──────── Supplied records ────────

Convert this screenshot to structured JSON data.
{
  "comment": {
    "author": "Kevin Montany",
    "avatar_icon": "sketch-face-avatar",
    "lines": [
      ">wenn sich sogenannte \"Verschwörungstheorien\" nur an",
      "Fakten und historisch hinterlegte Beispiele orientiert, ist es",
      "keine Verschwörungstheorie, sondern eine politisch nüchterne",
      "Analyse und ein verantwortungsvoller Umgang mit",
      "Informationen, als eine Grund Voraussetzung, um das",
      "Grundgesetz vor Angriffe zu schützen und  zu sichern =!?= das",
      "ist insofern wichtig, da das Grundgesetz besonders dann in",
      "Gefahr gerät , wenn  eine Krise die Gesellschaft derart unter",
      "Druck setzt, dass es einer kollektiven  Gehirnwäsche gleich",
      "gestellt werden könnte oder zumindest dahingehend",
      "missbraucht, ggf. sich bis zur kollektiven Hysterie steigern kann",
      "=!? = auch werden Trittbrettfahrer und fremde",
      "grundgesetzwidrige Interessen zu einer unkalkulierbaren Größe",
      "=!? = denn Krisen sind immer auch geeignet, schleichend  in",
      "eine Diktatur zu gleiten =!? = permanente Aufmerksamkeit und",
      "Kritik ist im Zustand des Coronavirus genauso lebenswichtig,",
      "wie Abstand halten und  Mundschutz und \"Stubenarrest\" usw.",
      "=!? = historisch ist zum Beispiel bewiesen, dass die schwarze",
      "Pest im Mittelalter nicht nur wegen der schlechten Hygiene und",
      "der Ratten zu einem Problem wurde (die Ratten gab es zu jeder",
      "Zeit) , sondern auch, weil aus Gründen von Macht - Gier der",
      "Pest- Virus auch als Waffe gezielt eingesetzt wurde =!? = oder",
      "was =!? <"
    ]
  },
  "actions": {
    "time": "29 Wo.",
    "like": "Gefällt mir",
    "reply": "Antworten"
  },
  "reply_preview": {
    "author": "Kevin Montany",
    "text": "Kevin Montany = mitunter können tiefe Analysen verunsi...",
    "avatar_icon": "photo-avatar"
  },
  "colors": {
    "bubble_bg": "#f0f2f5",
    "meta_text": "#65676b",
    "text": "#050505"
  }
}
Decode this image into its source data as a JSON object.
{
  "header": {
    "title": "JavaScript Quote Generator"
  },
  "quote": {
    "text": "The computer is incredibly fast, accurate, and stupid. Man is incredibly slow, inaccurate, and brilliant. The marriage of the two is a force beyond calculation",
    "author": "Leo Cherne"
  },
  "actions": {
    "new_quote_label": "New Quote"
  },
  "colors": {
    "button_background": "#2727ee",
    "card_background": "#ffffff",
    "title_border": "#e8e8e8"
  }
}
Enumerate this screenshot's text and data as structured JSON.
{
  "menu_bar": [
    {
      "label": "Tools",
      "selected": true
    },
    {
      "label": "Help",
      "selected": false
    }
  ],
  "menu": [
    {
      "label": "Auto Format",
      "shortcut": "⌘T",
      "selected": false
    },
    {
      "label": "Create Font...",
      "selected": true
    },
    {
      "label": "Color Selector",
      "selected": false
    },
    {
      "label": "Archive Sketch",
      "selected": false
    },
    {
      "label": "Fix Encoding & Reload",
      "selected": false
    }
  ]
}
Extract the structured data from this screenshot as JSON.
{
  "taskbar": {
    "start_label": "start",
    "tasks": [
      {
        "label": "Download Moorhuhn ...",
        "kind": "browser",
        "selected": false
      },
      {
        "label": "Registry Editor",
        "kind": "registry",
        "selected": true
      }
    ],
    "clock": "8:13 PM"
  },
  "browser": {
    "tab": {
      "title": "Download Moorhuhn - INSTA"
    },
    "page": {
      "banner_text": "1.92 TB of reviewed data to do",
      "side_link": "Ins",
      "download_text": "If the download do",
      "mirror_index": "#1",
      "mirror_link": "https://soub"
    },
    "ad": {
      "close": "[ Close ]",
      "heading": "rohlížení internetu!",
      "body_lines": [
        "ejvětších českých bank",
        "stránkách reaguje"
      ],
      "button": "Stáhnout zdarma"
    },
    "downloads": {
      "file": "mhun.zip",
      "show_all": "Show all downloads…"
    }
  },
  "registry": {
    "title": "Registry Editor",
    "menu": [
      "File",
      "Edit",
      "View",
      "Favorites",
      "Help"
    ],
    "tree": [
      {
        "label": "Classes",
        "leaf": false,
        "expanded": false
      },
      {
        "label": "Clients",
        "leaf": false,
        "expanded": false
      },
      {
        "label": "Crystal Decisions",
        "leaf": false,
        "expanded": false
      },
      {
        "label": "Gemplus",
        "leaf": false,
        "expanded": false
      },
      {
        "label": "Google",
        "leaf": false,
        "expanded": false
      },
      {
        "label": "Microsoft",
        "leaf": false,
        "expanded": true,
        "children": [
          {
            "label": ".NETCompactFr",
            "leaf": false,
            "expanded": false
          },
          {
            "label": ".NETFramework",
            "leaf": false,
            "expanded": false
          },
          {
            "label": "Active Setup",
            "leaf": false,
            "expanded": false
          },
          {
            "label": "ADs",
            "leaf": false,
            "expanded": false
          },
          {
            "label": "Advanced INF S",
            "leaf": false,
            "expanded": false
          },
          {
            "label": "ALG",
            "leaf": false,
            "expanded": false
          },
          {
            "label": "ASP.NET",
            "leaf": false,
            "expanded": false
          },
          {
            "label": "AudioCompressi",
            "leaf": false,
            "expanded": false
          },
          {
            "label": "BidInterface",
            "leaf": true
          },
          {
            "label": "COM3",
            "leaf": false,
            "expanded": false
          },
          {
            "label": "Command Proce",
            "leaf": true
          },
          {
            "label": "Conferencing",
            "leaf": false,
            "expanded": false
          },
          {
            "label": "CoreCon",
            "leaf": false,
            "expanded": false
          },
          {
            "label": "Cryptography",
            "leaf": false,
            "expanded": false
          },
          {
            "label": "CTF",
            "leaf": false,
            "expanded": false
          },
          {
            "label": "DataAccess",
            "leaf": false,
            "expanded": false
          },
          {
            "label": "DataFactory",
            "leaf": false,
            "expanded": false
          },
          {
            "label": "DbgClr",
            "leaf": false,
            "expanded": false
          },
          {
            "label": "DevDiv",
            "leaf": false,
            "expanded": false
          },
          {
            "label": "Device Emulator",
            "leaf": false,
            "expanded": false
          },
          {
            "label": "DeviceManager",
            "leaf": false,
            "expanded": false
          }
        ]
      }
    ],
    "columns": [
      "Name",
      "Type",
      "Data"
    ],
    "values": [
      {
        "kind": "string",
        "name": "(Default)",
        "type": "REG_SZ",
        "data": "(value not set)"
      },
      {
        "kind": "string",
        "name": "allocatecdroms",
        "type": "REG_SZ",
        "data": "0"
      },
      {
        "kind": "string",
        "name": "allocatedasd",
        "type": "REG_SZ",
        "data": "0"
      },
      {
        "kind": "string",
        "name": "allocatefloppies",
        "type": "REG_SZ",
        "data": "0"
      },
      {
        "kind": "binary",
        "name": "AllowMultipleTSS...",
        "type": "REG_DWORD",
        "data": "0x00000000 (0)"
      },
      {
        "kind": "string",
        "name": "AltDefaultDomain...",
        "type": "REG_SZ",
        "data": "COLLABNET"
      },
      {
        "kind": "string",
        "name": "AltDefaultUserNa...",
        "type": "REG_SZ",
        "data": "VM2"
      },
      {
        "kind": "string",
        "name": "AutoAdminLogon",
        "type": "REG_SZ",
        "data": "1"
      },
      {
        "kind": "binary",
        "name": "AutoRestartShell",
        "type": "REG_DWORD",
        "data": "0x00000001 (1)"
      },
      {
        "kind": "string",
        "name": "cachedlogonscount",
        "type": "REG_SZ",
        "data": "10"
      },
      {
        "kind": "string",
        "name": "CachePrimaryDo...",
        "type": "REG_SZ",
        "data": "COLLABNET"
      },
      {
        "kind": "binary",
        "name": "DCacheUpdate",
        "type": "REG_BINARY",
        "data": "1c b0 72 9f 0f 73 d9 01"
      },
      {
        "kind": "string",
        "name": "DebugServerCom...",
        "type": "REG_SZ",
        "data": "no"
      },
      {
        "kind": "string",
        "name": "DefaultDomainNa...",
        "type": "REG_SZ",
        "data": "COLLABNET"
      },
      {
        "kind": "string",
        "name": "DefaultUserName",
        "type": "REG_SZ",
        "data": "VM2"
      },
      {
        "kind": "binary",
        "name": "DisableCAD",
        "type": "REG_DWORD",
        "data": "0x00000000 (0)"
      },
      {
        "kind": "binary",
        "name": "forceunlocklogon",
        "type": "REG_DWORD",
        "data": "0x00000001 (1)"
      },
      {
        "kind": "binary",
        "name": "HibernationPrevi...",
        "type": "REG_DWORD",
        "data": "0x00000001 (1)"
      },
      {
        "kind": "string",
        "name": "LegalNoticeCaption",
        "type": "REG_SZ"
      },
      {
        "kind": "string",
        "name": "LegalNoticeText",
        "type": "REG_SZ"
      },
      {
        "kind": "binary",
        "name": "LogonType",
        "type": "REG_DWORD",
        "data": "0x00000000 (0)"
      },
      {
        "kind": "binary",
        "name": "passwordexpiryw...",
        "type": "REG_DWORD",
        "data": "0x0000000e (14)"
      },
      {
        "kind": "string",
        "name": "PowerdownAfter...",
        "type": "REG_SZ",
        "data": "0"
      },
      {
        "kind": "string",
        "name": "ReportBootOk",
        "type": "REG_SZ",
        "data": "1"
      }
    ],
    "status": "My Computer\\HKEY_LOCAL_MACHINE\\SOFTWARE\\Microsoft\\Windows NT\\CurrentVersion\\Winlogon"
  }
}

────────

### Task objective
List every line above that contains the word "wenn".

### Task response
      ">wenn sich sogenannte \"Verschwörungstheorien\" nur an",
      "Gefahr gerät , wenn  eine Krise die Gesellschaft derart unter",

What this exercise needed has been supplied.